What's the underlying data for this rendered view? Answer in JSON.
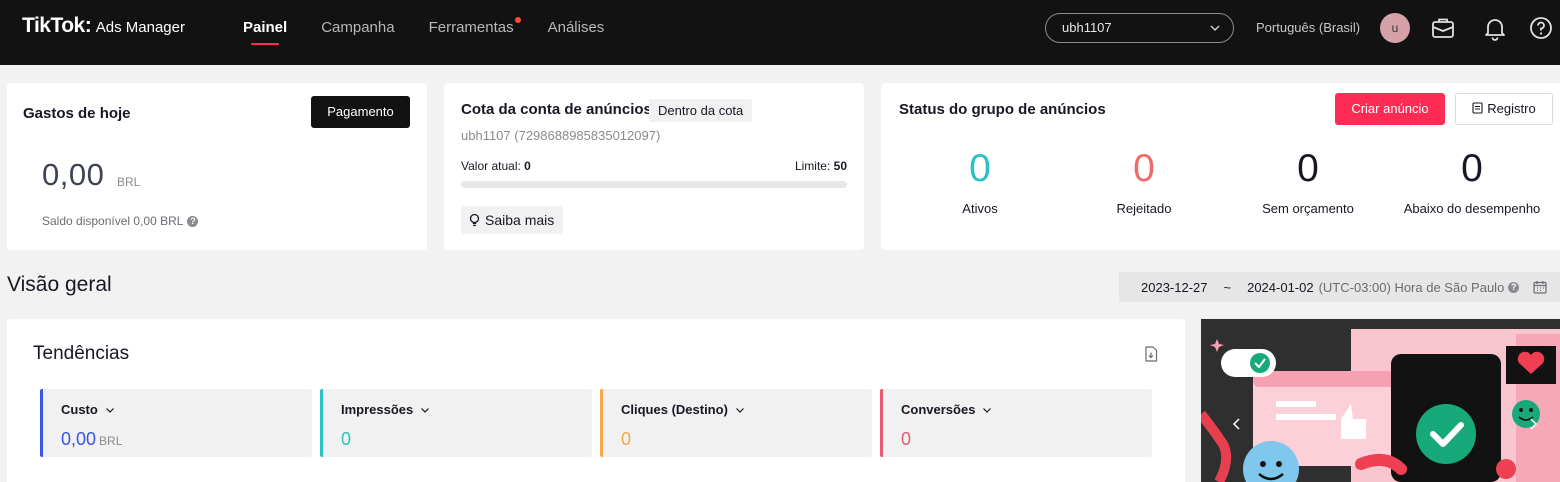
{
  "topbar": {
    "logo_brand": "TikTok",
    "logo_dot": ":",
    "logo_product": "Ads Manager",
    "nav": [
      {
        "label": "Painel",
        "active": true
      },
      {
        "label": "Campanha",
        "active": false
      },
      {
        "label": "Ferramentas",
        "active": false,
        "dot": true
      },
      {
        "label": "Análises",
        "active": false
      }
    ],
    "account": "ubh1107",
    "language": "Português (Brasil)",
    "avatar_initial": "u",
    "icons": [
      "briefcase-icon",
      "bell-icon",
      "help-icon"
    ]
  },
  "spend": {
    "title": "Gastos de hoje",
    "pay_label": "Pagamento",
    "amount": "0,00",
    "currency": "BRL",
    "balance_label": "Saldo disponível 0,00 BRL"
  },
  "quota": {
    "title": "Cota da conta de anúncios",
    "badge": "Dentro da cota",
    "account_id": "ubh1107 (7298688985835012097)",
    "current_label": "Valor atual: ",
    "current_value": "0",
    "limit_label": "Limite: ",
    "limit_value": "50",
    "progress": 0,
    "learn_more": "Saiba mais"
  },
  "status": {
    "title": "Status do grupo de anúncios",
    "create_label": "Criar anúncio",
    "log_label": "Registro",
    "stats": [
      {
        "value": "0",
        "label": "Ativos",
        "color": "#2dc0c6"
      },
      {
        "value": "0",
        "label": "Rejeitado",
        "color": "#f06a6a"
      },
      {
        "value": "0",
        "label": "Sem orçamento",
        "color": "#161823"
      },
      {
        "value": "0",
        "label": "Abaixo do desempenho",
        "color": "#161823"
      }
    ]
  },
  "overview": {
    "title": "Visão geral",
    "date_start": "2023-12-27",
    "date_sep": "~",
    "date_end": "2024-01-02",
    "timezone": "(UTC-03:00) Hora de São Paulo"
  },
  "trends": {
    "title": "Tendências",
    "metrics": [
      {
        "name": "Custo",
        "value": "0,00",
        "unit": "BRL",
        "color": "#3857e2"
      },
      {
        "name": "Impressões",
        "value": "0",
        "unit": "",
        "color": "#2dc0c6"
      },
      {
        "name": "Cliques (Destino)",
        "value": "0",
        "unit": "",
        "color": "#f7a744"
      },
      {
        "name": "Conversões",
        "value": "0",
        "unit": "",
        "color": "#e85a73"
      }
    ]
  },
  "colors": {
    "brand": "#fe2c55",
    "topbar": "#121212"
  }
}
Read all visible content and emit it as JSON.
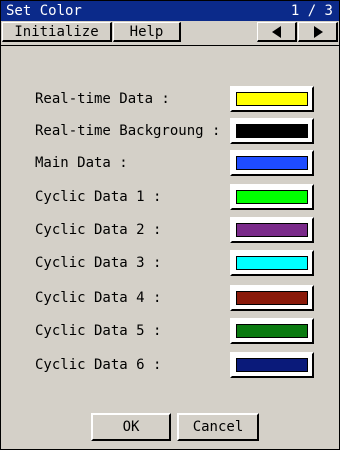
{
  "window": {
    "title": "Set Color",
    "page_indicator": "1 / 3"
  },
  "toolbar": {
    "initialize_label": "Initialize",
    "help_label": "Help",
    "prev_icon": "left-arrow",
    "next_icon": "right-arrow"
  },
  "rows": [
    {
      "label": "Real-time Data :",
      "color": "#ffff00"
    },
    {
      "label": "Real-time Backgroung :",
      "color": "#000000"
    },
    {
      "label": "Main Data :",
      "color": "#1e4cff"
    },
    {
      "label": "Cyclic Data 1 :",
      "color": "#00ff00"
    },
    {
      "label": "Cyclic Data 2 :",
      "color": "#7a2a8a"
    },
    {
      "label": "Cyclic Data 3 :",
      "color": "#00ffff"
    },
    {
      "label": "Cyclic Data 4 :",
      "color": "#8a1a0a"
    },
    {
      "label": "Cyclic Data 5 :",
      "color": "#0a7a10"
    },
    {
      "label": "Cyclic Data 6 :",
      "color": "#0a1a7a"
    }
  ],
  "footer": {
    "ok_label": "OK",
    "cancel_label": "Cancel"
  }
}
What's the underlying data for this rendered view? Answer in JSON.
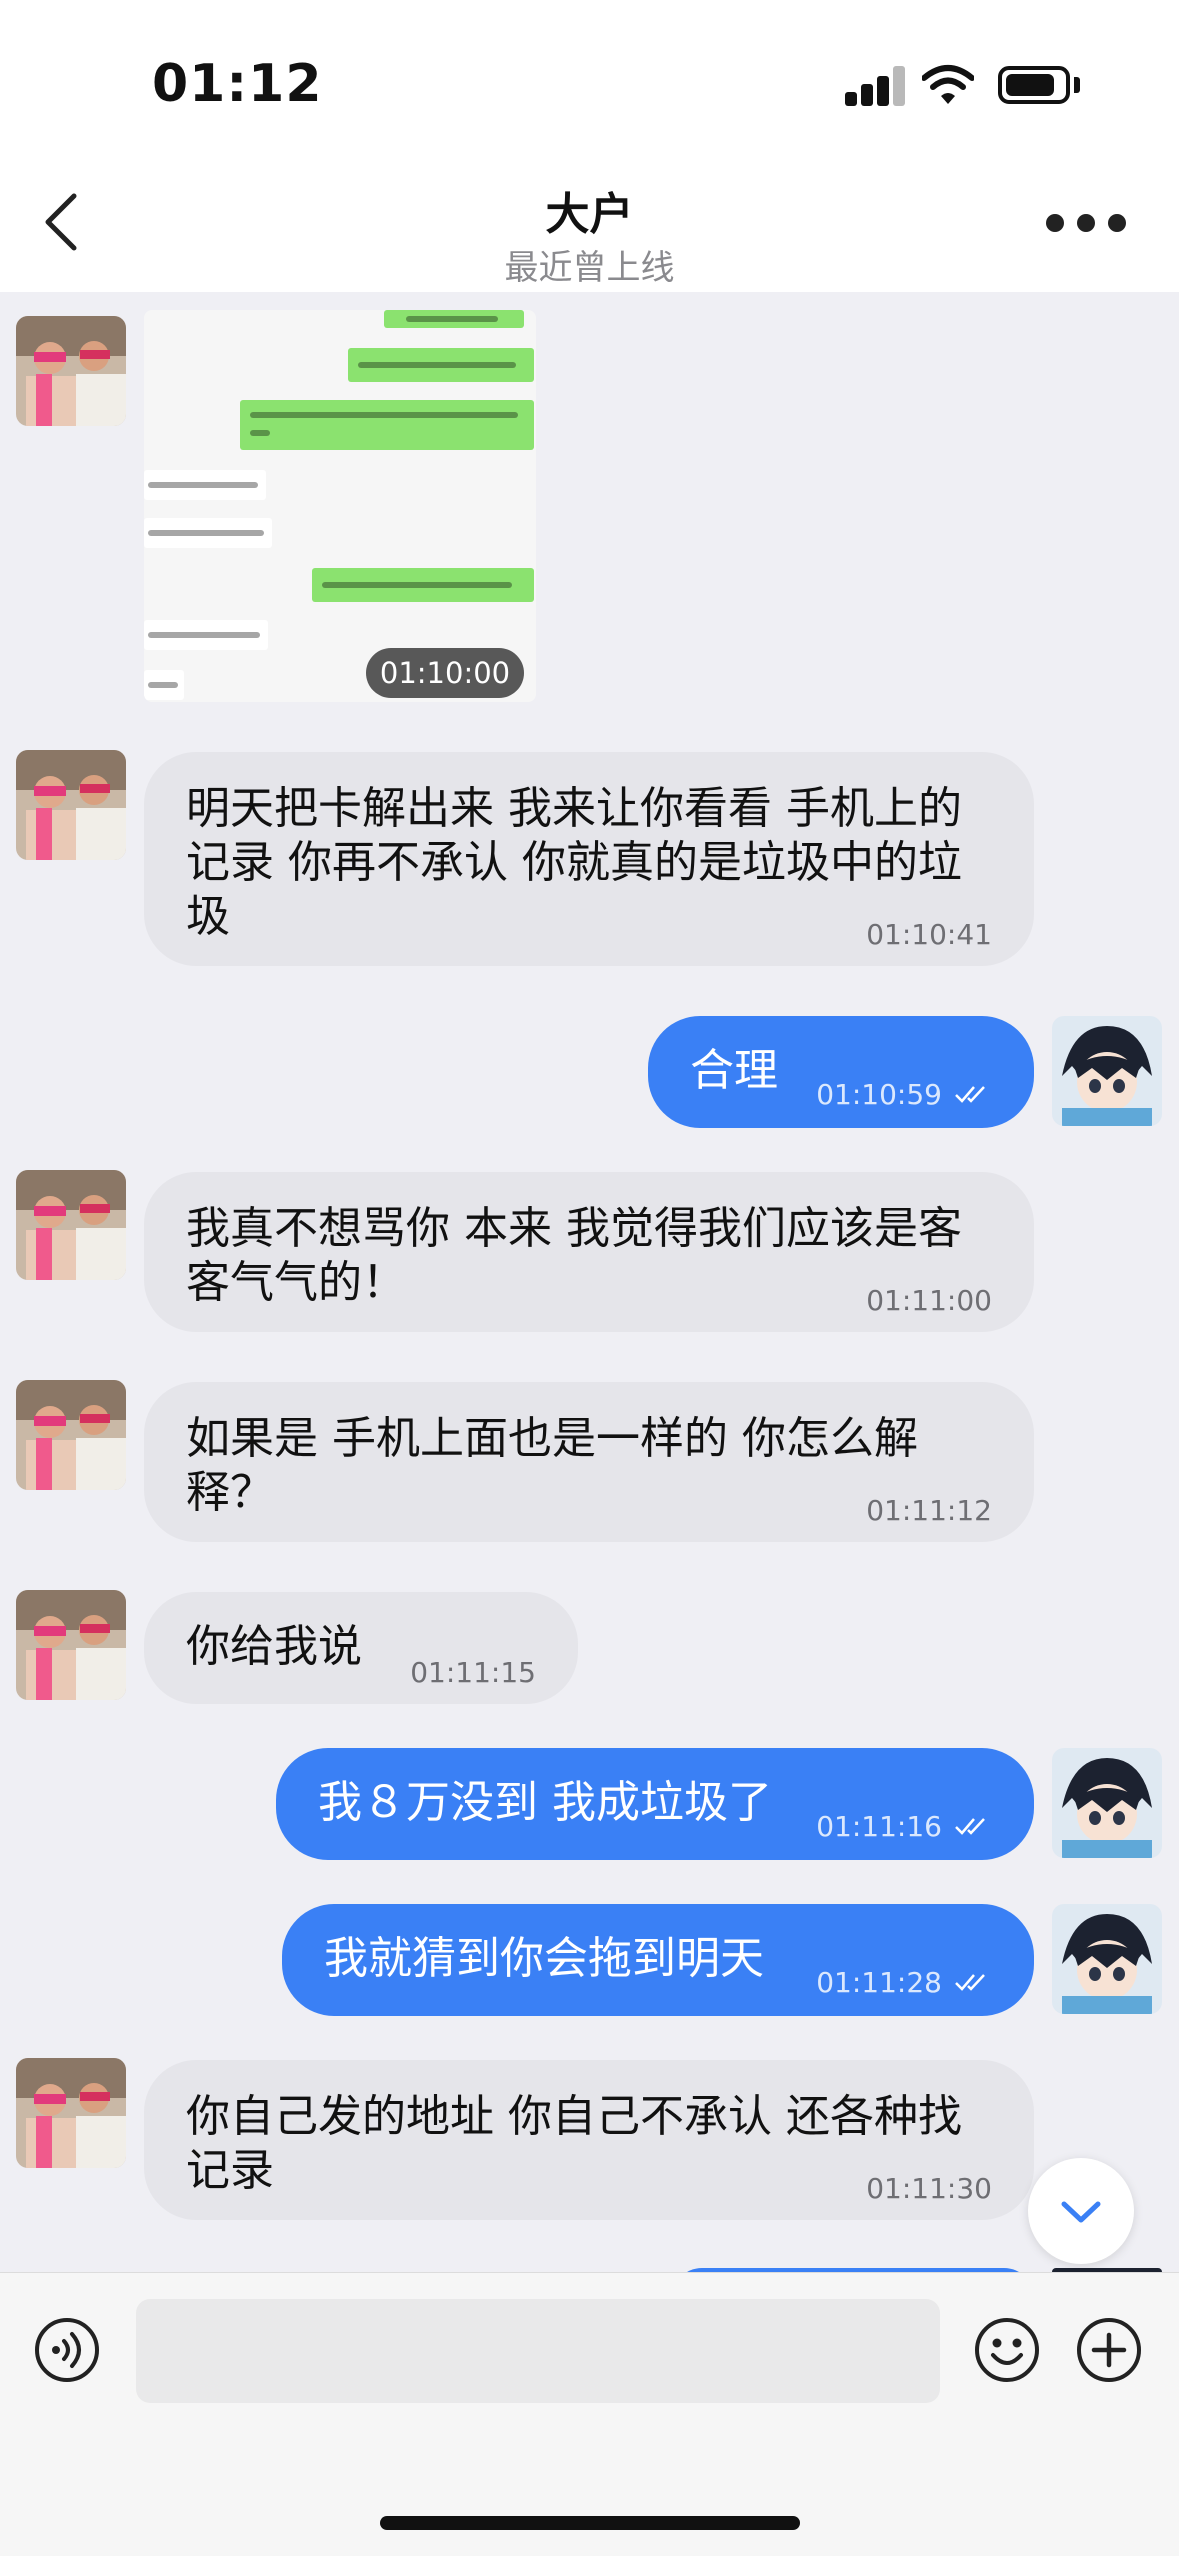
{
  "status_bar": {
    "time": "01:12"
  },
  "header": {
    "title": "大户",
    "subtitle": "最近曾上线"
  },
  "image_message": {
    "time": "01:10:00",
    "screenshot_lines": [
      "叫转销",
      "你不想加载 从这里可以看 聊天",
      "我们是说这是手机上 从这个聊天 发现 你这里你的 他",
      "聊天记录都 了 对的",
      "你一天的 是可以聊这个",
      "你说这么多了 现在是说你咋就不对",
      "你们这里这么多人 工",
      "那些"
    ]
  },
  "messages": [
    {
      "id": "m1",
      "side": "in",
      "text": "明天把卡解出来  我来让你看看 手机上的记录   你再不承认 你就真的是垃圾中的垃圾",
      "time": "01:10:41"
    },
    {
      "id": "m2",
      "side": "out",
      "text": "合理",
      "time": "01:10:59"
    },
    {
      "id": "m3",
      "side": "in",
      "text": "我真不想骂你  本来 我觉得我们应该是客客气气的！",
      "time": "01:11:00"
    },
    {
      "id": "m4",
      "side": "in",
      "text": "如果是 手机上面也是一样的  你怎么解释？",
      "time": "01:11:12"
    },
    {
      "id": "m5",
      "side": "in",
      "text": "你给我说",
      "time": "01:11:15"
    },
    {
      "id": "m6",
      "side": "out",
      "text": "我８万没到 我成垃圾了",
      "time": "01:11:16"
    },
    {
      "id": "m7",
      "side": "out",
      "text": "我就猜到你会拖到明天",
      "time": "01:11:28"
    },
    {
      "id": "m8",
      "side": "in",
      "text": "你自己发的地址  你自己不承认  还各种找记录",
      "time": "01:11:30"
    }
  ],
  "input": {
    "placeholder": ""
  },
  "icons": {
    "back": "chevron-left-icon",
    "more": "more-dots-icon",
    "voice": "voice-icon",
    "emoji": "emoji-icon",
    "plus": "plus-icon",
    "scroll": "chevron-down-icon",
    "read": "double-check-icon"
  },
  "colors": {
    "outgoing_bubble": "#3a80f5",
    "incoming_bubble": "#e5e5ea",
    "background": "#efeff4"
  }
}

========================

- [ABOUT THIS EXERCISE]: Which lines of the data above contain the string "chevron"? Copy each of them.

- [RESPONSE AREA]:
    "back": "chevron-left-icon",
    "scroll": "chevron-down-icon",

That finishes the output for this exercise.